• _What needs to be done_
Copy every record word for word. The images stay behind.

• _Data for the task_

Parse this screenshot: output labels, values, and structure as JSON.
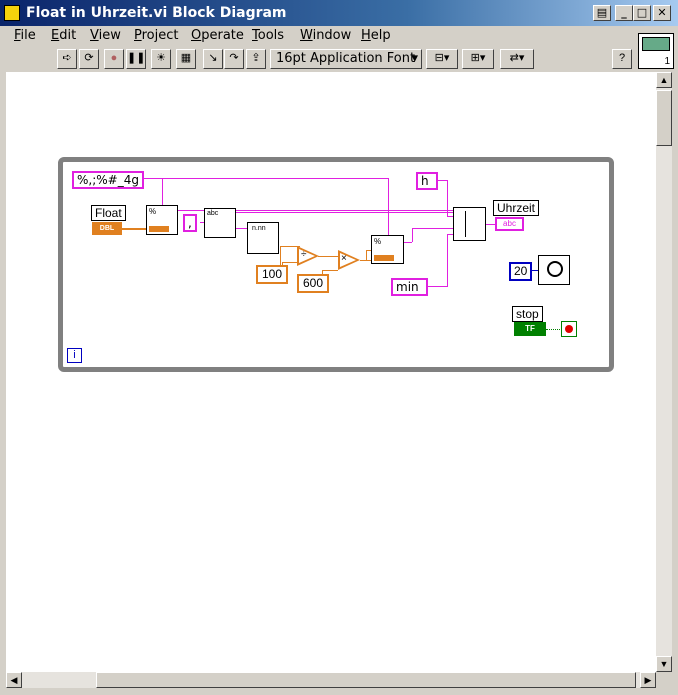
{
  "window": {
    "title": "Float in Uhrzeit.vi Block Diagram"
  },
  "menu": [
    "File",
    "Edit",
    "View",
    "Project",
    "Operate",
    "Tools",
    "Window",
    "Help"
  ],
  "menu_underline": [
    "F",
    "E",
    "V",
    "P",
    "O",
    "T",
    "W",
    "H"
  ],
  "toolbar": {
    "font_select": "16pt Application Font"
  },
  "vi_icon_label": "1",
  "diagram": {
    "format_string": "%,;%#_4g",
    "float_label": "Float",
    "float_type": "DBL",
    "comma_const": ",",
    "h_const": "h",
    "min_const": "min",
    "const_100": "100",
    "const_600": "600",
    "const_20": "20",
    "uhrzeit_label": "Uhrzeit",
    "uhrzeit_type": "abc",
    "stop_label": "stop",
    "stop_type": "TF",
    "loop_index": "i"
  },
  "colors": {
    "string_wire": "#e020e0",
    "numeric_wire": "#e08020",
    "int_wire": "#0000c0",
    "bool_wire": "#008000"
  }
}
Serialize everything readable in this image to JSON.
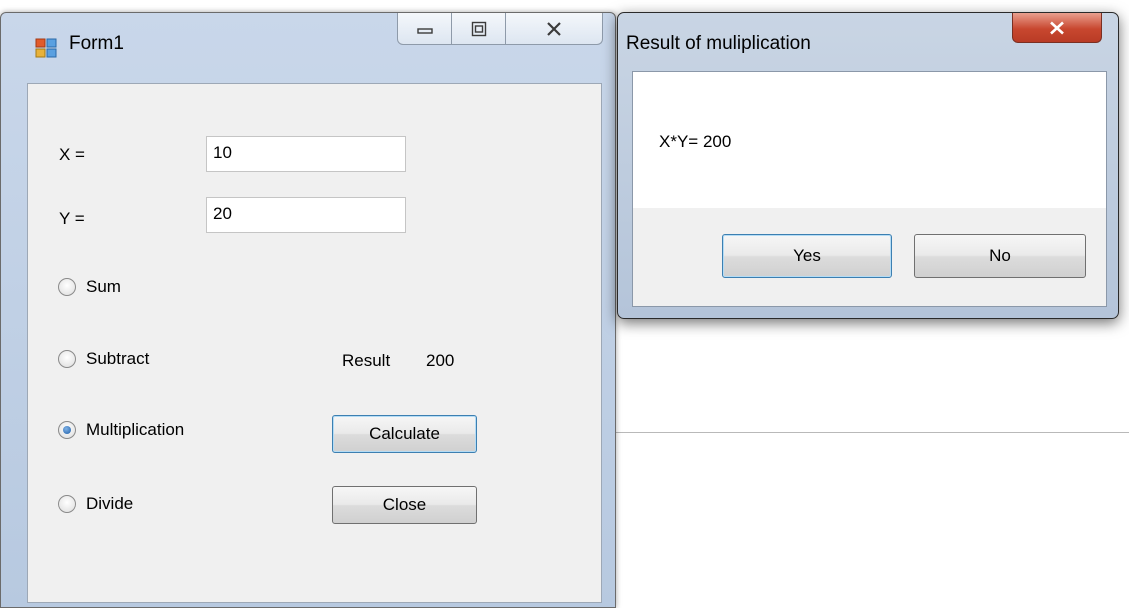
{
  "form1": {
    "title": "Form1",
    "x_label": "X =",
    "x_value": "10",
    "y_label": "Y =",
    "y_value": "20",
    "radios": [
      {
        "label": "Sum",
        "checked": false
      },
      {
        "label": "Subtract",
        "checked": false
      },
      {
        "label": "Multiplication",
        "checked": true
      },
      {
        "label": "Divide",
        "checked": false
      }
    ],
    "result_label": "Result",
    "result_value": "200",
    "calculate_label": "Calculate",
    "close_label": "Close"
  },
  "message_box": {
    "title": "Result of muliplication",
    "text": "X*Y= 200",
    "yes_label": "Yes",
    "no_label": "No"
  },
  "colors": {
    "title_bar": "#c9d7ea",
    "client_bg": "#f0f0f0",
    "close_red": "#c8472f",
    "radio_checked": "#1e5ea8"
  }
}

• _Solution for this task_
Parse this screenshot: output labels, values, and structure as JSON.
{
  "window": {
    "title": "Float in Uhrzeit.vi Block Diagram"
  },
  "menu": [
    "File",
    "Edit",
    "View",
    "Project",
    "Operate",
    "Tools",
    "Window",
    "Help"
  ],
  "menu_underline": [
    "F",
    "E",
    "V",
    "P",
    "O",
    "T",
    "W",
    "H"
  ],
  "toolbar": {
    "font_select": "16pt Application Font"
  },
  "vi_icon_label": "1",
  "diagram": {
    "format_string": "%,;%#_4g",
    "float_label": "Float",
    "float_type": "DBL",
    "comma_const": ",",
    "h_const": "h",
    "min_const": "min",
    "const_100": "100",
    "const_600": "600",
    "const_20": "20",
    "uhrzeit_label": "Uhrzeit",
    "uhrzeit_type": "abc",
    "stop_label": "stop",
    "stop_type": "TF",
    "loop_index": "i"
  },
  "colors": {
    "string_wire": "#e020e0",
    "numeric_wire": "#e08020",
    "int_wire": "#0000c0",
    "bool_wire": "#008000"
  }
}
Serialize everything readable in this image to JSON.
{
  "form1": {
    "title": "Form1",
    "x_label": "X =",
    "x_value": "10",
    "y_label": "Y =",
    "y_value": "20",
    "radios": [
      {
        "label": "Sum",
        "checked": false
      },
      {
        "label": "Subtract",
        "checked": false
      },
      {
        "label": "Multiplication",
        "checked": true
      },
      {
        "label": "Divide",
        "checked": false
      }
    ],
    "result_label": "Result",
    "result_value": "200",
    "calculate_label": "Calculate",
    "close_label": "Close"
  },
  "message_box": {
    "title": "Result of muliplication",
    "text": "X*Y= 200",
    "yes_label": "Yes",
    "no_label": "No"
  },
  "colors": {
    "title_bar": "#c9d7ea",
    "client_bg": "#f0f0f0",
    "close_red": "#c8472f",
    "radio_checked": "#1e5ea8"
  }
}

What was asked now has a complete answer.